• **EXERCISE AIM**
Please retype the entries below word for word, passing over every picture.
========================
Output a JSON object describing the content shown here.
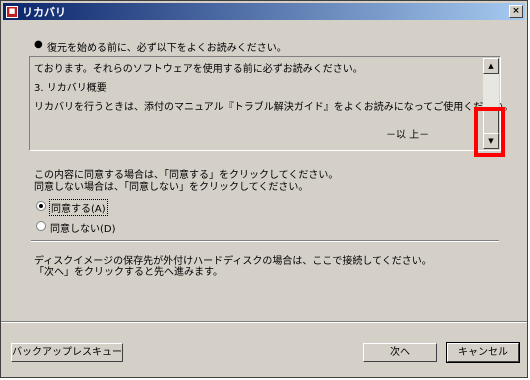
{
  "window": {
    "title": "リカバリ",
    "close_glyph": "×"
  },
  "notice": {
    "bullet": "●",
    "text": "復元を始める前に、必ず以下をよくお読みください。"
  },
  "textbox": {
    "lines": [
      "ております。それらのソフトウェアを使用する前に必ずお読みください。",
      "3. リカバリ概要",
      "リカバリを行うときは、添付のマニュアル『トラブル解決ガイド』をよくお読みになってご使用ください。"
    ],
    "end_mark": "－以 上－"
  },
  "agreement": {
    "line1": "この内容に同意する場合は、「同意する」をクリックしてください。",
    "line2": "同意しない場合は、「同意しない」をクリックしてください。",
    "options": [
      {
        "label": "同意する(A)",
        "selected": true
      },
      {
        "label": "同意しない(D)",
        "selected": false
      }
    ]
  },
  "disk_notice": {
    "line1": "ディスクイメージの保存先が外付けハードディスクの場合は、ここで接続してください。",
    "line2": "「次へ」をクリックすると先へ進みます。"
  },
  "buttons": {
    "backup": "バックアップレスキュー",
    "next": "次へ",
    "cancel": "キャンセル"
  },
  "colors": {
    "titlebar_start": "#0a246a",
    "titlebar_end": "#a6caf0",
    "highlight": "#ff0000",
    "face": "#d4d0c8"
  }
}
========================
• **FINISHED EXERCISE**
Output a JSON object describing the content shown here.
{
  "window": {
    "title": "リカバリ",
    "close_glyph": "×"
  },
  "notice": {
    "bullet": "●",
    "text": "復元を始める前に、必ず以下をよくお読みください。"
  },
  "textbox": {
    "lines": [
      "ております。それらのソフトウェアを使用する前に必ずお読みください。",
      "3. リカバリ概要",
      "リカバリを行うときは、添付のマニュアル『トラブル解決ガイド』をよくお読みになってご使用ください。"
    ],
    "end_mark": "－以 上－"
  },
  "agreement": {
    "line1": "この内容に同意する場合は、「同意する」をクリックしてください。",
    "line2": "同意しない場合は、「同意しない」をクリックしてください。",
    "options": [
      {
        "label": "同意する(A)",
        "selected": true
      },
      {
        "label": "同意しない(D)",
        "selected": false
      }
    ]
  },
  "disk_notice": {
    "line1": "ディスクイメージの保存先が外付けハードディスクの場合は、ここで接続してください。",
    "line2": "「次へ」をクリックすると先へ進みます。"
  },
  "buttons": {
    "backup": "バックアップレスキュー",
    "next": "次へ",
    "cancel": "キャンセル"
  },
  "colors": {
    "titlebar_start": "#0a246a",
    "titlebar_end": "#a6caf0",
    "highlight": "#ff0000",
    "face": "#d4d0c8"
  }
}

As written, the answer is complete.